KS Fitness + Co, LLC
Dr. Katie Spruell, PT, DPT, CSCS
I am a licensed Physical Therapist and Certified Strength & Conditioning Specialist practicing in Nashville, TN. I started a small private practice - KS Fitness + Co, LLC - in April 2018. Recently I moved my practice to Knoxville, TN.
My plan is to take Knoxville by storm and challenge the current healthcare system!

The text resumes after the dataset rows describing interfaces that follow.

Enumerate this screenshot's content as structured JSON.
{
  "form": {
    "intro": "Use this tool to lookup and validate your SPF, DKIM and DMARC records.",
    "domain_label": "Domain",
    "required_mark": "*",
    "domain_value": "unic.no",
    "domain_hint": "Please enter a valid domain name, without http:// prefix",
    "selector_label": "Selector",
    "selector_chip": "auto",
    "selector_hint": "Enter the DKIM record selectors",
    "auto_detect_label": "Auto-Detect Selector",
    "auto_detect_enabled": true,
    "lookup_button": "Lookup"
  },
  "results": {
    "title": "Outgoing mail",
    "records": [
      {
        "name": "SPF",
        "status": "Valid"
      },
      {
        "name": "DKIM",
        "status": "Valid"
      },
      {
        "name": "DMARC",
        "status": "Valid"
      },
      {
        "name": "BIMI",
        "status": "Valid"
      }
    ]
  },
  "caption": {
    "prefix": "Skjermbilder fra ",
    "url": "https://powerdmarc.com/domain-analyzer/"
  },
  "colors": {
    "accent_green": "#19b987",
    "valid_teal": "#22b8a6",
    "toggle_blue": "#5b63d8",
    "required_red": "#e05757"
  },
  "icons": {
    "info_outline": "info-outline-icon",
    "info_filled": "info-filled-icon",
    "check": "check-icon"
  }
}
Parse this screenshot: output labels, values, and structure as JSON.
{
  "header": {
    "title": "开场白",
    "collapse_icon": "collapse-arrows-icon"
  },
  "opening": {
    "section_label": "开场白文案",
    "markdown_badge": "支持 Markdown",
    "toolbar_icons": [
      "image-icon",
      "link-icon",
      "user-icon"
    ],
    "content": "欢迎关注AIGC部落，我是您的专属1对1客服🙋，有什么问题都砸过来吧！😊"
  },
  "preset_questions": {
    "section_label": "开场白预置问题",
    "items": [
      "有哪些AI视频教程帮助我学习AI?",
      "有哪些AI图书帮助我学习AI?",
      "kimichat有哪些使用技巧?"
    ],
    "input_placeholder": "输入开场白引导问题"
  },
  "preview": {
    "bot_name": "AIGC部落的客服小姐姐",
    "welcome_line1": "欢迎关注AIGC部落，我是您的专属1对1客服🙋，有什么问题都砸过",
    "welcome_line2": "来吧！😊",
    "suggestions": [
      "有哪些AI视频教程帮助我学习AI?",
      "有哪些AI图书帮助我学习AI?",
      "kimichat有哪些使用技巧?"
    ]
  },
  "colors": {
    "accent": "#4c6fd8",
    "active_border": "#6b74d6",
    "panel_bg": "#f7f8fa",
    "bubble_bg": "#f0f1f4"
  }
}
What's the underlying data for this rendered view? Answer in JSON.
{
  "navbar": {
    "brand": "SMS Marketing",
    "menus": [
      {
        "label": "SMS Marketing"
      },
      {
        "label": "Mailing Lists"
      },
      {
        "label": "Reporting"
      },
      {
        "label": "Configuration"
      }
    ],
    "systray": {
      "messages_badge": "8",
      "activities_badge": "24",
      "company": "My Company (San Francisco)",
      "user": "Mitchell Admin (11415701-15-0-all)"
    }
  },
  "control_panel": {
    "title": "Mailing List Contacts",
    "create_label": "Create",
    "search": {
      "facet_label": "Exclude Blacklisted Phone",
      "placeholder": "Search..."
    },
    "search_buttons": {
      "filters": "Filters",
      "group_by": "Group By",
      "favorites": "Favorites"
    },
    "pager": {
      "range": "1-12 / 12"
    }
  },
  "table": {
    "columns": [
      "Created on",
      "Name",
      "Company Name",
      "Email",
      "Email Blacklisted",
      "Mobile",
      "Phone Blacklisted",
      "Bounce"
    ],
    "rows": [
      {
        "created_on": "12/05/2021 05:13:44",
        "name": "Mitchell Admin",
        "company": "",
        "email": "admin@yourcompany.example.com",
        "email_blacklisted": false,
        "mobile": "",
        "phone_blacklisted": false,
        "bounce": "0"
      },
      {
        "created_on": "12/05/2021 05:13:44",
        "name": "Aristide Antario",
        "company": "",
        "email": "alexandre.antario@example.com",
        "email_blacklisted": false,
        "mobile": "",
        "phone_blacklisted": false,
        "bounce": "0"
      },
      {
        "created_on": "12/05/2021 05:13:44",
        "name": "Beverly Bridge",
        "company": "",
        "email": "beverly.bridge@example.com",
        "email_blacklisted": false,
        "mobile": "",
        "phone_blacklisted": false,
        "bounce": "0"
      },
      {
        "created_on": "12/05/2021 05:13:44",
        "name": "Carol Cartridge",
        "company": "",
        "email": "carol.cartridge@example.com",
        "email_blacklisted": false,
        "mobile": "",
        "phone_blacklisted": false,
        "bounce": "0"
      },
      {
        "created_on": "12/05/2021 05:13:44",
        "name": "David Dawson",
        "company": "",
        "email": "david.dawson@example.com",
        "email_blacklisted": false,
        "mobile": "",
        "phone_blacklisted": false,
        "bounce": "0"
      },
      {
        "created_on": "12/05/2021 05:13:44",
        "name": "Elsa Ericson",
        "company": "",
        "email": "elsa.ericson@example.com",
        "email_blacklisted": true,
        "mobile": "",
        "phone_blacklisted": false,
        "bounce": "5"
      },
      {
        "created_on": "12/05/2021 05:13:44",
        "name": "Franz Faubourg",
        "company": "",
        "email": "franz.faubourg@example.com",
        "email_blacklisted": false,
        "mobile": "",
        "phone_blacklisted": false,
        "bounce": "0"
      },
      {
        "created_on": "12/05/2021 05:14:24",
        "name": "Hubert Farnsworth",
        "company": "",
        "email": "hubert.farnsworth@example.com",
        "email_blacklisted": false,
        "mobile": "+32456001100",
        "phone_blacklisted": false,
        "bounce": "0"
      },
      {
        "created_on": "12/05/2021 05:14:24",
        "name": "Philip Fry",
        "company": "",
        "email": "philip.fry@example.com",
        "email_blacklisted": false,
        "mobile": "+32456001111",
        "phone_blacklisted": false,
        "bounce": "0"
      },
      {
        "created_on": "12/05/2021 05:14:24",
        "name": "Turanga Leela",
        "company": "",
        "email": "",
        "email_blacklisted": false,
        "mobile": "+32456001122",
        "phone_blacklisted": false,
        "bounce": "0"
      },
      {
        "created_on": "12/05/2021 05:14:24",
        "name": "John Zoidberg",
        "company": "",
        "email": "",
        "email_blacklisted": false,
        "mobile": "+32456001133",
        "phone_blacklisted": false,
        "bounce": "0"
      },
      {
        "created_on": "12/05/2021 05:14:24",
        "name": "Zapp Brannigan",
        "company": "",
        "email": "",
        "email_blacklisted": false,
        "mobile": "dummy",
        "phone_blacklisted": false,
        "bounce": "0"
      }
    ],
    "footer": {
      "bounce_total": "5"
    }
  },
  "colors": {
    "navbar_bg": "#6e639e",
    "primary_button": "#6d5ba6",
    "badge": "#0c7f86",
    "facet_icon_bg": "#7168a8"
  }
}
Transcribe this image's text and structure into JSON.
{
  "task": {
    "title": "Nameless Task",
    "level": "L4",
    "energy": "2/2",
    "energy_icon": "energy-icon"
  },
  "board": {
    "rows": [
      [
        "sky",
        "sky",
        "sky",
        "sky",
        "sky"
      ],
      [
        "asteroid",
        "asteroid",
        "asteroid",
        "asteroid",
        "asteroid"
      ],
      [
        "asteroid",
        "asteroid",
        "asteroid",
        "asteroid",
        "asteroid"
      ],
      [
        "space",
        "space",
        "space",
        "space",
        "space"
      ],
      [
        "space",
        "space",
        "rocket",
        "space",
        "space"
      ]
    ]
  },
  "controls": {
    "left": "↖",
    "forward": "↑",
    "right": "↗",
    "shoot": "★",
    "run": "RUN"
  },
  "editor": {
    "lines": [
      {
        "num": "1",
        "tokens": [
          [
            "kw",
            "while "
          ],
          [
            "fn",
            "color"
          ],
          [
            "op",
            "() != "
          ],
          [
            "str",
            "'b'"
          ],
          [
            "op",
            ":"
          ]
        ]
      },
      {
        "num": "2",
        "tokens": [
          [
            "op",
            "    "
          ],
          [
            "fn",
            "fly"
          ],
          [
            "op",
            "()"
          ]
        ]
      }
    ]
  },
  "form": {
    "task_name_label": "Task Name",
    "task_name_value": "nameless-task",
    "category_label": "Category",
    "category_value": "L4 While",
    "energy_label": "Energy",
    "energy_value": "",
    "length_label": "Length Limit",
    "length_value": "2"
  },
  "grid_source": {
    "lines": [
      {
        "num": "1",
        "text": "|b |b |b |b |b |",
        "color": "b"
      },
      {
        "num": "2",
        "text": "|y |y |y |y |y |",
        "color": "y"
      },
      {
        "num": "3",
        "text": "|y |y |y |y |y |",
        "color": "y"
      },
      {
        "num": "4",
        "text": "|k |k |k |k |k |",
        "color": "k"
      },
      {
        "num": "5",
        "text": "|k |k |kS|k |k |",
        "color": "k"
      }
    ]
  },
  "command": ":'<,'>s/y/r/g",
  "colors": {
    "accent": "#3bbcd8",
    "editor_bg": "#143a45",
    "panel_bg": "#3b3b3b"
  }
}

I believe Physical Therapists should be the first line of treatment because who better to treat you than a Musculoskeletal & Movement Specialist?! :)
I want to bridge the gap between Physical Therapy and Personal Training to achieve better outcomes, increase quality of life, and help others achieve their fitness goals!